Respondents were asked to rate their familiarity with the World Bank, the Bank's effectiveness in Bangladesh, Bank staff preparedness to help Bangladesh solve its development challenges, the Bank's investigation of corruption allegations under the Padma Bridge Project, their agreement with various statements regarding the Bank's work, and the extent to which the Bank is an effective development partner. Respondents were also asked to indicate the sectoral areas on which it would be most productive for the Bank to focus its resources, the Bank's greatest values and greatest weaknesses, and with which stakeholder groups the Bank should collaborate more.
D. World Bank Effectiveness and Results:
Respondents were asked to rate the extent to which the Bank's work helps achieve development results in Bangladesh, the extent to which the Bank meets Bangladesh's needs for knowledge services and financial instruments, and the Bank's level of effectiveness across twenty-eight development areas, such as education.
E. The World Bank's Knowledge Work and Activities:
Respondents were asked to indicate how frequently they consult Bank knowledge work and activities and to rate the effectiveness and quality of the Bank's knowledge work and activities, including how significant of a contribution it makes to development results and its technical quality.
F. Working with the World Bank:
Respondents were asked to rate their level of agreement with a series of statements regarding working with the Bank, such as working with the World Bank increasing Bangladesh's institutional capacity.
G. The Future Role of the World Bank in Bangladesh:
Respondents were asked to rate how significant a role the Bank should play in Bangladesh's development in the near future and to indicate what the Bank should do to make itself of greater value in Bangladesh, the two areas related to corruption that the Bank should give greater attention, and the extent to which respondents want to see more World Bank involvement in areas related to corruption.
H. Communication and Information Sharing:
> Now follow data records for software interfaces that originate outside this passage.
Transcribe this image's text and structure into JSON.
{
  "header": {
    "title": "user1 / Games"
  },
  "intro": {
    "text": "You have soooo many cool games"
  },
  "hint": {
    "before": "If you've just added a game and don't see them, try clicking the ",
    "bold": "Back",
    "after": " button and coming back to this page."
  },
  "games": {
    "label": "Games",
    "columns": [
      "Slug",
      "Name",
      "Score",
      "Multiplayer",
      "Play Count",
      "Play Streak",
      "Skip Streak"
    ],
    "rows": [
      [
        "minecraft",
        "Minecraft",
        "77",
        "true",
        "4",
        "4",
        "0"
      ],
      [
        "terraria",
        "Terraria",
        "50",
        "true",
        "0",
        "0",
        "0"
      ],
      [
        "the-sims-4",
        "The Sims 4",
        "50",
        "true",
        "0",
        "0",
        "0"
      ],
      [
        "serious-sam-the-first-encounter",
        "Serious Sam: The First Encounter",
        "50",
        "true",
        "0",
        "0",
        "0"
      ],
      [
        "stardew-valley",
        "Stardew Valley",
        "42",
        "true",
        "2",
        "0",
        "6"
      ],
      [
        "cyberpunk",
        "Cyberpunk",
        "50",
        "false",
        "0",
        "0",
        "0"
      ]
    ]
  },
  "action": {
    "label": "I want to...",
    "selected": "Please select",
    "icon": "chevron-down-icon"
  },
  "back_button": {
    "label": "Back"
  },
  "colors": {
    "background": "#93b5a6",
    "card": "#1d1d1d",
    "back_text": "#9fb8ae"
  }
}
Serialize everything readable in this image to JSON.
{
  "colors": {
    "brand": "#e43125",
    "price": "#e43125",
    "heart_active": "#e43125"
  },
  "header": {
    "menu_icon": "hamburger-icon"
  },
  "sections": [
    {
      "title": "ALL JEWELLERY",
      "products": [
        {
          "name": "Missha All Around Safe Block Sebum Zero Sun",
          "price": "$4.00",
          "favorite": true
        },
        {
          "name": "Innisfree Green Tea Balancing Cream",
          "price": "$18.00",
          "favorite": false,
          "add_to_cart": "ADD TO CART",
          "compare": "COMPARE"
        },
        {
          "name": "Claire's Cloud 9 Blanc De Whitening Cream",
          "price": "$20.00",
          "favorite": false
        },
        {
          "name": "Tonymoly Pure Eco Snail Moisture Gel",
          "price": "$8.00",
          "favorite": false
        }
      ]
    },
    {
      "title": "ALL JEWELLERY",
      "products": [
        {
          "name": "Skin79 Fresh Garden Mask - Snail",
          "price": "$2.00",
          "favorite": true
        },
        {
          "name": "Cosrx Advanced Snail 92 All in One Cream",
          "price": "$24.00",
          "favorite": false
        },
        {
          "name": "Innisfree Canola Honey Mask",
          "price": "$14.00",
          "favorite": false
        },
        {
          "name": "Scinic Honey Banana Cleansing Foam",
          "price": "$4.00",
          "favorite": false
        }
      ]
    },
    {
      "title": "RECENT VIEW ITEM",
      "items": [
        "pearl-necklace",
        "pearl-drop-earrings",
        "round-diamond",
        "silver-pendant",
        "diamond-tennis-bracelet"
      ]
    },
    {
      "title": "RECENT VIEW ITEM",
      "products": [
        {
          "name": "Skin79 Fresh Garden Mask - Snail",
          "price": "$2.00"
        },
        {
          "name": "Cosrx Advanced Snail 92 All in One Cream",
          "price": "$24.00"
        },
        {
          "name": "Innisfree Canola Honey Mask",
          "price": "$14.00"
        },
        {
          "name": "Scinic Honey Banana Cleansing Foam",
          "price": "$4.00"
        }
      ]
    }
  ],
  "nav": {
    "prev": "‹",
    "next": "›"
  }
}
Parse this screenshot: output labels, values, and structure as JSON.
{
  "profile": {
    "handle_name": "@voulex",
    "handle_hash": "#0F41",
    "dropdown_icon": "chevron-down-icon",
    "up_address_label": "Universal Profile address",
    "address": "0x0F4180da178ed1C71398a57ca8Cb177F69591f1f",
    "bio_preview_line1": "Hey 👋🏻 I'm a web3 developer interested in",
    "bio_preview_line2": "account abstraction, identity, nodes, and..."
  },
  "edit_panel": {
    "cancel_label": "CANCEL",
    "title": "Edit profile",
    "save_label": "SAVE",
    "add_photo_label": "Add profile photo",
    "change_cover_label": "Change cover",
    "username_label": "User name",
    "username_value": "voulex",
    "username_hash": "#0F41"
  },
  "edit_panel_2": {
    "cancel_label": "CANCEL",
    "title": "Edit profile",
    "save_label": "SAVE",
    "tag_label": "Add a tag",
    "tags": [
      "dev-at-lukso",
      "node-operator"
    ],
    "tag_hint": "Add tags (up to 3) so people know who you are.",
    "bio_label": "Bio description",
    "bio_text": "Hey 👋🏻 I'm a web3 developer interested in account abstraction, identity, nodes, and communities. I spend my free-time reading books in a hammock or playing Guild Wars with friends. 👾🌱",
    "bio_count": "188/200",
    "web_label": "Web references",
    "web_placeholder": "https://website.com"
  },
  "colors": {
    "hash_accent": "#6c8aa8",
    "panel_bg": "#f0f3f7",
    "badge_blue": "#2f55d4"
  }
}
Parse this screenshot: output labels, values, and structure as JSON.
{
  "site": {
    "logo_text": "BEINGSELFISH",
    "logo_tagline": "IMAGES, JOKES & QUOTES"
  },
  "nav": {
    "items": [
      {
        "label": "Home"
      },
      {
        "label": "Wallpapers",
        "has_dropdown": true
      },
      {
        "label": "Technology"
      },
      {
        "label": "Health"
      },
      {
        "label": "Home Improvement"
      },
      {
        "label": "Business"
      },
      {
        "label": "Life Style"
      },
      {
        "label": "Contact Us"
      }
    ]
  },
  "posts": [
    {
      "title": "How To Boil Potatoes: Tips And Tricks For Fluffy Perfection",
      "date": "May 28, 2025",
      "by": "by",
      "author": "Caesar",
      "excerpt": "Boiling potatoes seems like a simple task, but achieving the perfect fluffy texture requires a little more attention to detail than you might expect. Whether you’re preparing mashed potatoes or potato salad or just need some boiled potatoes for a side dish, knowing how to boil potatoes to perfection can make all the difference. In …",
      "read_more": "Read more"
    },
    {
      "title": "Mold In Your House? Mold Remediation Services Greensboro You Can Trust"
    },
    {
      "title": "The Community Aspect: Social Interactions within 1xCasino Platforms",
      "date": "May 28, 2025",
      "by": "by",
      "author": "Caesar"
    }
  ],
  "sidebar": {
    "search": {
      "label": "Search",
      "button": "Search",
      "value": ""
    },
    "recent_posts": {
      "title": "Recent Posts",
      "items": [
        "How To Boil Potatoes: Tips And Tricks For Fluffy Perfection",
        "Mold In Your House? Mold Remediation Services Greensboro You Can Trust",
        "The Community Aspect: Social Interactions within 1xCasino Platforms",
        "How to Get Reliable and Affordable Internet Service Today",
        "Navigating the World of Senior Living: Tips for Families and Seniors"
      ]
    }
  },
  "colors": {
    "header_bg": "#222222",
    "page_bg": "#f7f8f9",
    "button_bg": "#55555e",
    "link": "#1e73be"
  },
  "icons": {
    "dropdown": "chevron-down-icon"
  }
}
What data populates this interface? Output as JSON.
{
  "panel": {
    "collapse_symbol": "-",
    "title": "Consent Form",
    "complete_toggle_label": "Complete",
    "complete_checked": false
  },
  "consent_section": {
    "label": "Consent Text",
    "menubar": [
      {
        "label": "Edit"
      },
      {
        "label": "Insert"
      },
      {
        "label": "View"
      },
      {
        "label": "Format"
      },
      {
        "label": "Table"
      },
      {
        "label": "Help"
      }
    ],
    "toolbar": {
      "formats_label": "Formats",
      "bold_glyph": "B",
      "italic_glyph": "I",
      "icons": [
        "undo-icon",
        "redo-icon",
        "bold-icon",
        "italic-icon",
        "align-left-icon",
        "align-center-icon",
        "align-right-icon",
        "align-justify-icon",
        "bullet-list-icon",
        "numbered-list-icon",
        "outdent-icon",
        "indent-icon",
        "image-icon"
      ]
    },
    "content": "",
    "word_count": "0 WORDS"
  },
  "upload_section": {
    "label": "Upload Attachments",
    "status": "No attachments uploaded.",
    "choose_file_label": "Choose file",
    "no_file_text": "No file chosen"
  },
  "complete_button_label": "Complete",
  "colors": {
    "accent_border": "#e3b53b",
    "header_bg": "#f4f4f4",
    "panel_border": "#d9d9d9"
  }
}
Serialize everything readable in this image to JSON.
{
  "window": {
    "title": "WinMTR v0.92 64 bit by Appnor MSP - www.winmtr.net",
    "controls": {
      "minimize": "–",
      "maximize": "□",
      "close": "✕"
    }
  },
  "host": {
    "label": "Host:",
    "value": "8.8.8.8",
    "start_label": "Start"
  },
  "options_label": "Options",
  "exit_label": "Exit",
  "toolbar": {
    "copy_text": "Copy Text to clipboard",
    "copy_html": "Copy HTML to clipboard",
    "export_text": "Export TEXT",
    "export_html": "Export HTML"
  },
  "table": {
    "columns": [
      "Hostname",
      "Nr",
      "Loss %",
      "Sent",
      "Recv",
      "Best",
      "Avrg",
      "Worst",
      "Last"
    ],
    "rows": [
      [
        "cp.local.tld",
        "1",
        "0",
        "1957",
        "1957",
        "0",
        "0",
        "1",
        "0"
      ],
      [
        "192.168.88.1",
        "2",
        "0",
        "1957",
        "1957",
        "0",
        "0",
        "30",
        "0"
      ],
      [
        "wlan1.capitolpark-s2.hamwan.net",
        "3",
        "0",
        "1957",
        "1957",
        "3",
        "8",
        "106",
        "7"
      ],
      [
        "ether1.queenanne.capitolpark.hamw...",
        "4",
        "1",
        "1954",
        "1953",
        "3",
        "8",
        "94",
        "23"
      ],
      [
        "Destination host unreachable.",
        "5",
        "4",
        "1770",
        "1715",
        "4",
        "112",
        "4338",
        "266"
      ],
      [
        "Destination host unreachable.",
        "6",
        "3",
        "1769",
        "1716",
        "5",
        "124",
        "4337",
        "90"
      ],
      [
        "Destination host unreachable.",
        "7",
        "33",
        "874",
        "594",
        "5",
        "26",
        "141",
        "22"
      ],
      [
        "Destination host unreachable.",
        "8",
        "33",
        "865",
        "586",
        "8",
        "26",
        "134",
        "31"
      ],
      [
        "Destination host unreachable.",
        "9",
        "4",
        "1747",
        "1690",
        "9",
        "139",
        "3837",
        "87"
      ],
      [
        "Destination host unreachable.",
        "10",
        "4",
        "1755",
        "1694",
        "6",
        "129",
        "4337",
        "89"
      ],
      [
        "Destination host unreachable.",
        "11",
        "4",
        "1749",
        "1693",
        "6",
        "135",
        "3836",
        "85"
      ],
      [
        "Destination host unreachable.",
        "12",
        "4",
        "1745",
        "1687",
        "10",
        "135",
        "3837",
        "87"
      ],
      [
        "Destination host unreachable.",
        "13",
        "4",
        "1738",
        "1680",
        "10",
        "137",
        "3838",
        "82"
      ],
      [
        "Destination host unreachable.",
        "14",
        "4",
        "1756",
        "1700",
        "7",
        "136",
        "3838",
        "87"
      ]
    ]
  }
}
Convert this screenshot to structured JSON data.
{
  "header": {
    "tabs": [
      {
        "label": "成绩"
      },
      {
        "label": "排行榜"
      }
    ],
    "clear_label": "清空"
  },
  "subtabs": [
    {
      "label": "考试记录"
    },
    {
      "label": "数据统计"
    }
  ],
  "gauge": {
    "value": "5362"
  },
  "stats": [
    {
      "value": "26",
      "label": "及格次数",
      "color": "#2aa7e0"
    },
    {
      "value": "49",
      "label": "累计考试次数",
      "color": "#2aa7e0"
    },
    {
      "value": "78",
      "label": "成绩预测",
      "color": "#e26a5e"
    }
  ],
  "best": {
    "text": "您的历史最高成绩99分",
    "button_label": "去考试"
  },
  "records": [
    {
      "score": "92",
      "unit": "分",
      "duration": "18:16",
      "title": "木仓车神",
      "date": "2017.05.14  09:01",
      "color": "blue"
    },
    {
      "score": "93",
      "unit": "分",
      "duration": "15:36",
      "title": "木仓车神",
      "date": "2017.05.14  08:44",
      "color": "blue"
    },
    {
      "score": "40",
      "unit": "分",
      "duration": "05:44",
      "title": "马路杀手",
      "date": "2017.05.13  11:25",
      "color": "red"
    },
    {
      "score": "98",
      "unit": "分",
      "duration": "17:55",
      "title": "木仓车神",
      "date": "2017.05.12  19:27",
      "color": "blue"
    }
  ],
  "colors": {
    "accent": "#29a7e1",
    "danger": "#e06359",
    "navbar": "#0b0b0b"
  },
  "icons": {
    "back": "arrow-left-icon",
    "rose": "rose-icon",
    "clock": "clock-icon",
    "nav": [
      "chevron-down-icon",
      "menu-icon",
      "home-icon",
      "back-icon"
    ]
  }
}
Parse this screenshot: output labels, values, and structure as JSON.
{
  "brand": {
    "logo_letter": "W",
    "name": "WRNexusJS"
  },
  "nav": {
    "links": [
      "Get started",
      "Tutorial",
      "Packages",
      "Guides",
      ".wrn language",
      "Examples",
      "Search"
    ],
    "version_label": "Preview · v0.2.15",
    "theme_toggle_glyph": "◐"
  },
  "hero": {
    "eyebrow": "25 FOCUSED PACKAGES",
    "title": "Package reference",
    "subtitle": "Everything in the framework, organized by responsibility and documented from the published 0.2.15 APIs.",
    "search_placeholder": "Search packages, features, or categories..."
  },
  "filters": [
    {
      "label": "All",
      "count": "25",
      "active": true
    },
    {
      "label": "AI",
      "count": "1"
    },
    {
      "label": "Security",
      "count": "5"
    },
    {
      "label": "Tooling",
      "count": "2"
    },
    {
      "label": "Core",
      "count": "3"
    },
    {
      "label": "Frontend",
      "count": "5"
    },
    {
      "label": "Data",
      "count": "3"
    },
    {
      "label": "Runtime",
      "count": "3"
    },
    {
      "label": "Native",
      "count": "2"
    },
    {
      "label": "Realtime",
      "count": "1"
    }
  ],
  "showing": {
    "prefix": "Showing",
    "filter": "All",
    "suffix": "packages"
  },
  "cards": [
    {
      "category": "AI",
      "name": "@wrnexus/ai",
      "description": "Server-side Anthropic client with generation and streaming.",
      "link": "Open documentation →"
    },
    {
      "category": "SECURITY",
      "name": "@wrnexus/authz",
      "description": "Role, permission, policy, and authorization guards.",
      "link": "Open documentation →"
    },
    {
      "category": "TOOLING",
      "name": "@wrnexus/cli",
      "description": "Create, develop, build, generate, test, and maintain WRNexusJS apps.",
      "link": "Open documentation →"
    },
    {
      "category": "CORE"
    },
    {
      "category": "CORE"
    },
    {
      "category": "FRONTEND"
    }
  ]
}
Respondents were asked to indicate how they get information about economic and social development issues, how they prefer to receive information from the Bank, their Internet access, and their usage and evaluation of the Bank's websites, Facebook page, and PICs. Respondents were asked about their awareness of the Bank's Access to Information policy, past information requests from the Bank, and their level of agreement that they use more data from the World Bank as a result of the Bank's Open Data policy. Respondents were also asked to evaluate the Bank's information accessibility, responsiveness to information requests, aspects of the Bank's public communications, and communications specific to the Padma Bridge case.
Public Opinion Research Group
The World Bank
The World Bank Microdata Library
The World Bank
Use of the dataset must be acknowledged using a citation which would include:
- the Identification of the Primary Investigator
- the title of the survey (including country, acronym and year of implementation)
- the survey reference number
- the source and date of download
Disclaimer and copyrights
The user of the data acknowledges that the original collector of the data, the authorized distributor of the data, and the relevant funding agency bear no responsibility for use of the data or for interpretations or inferences based upon such uses.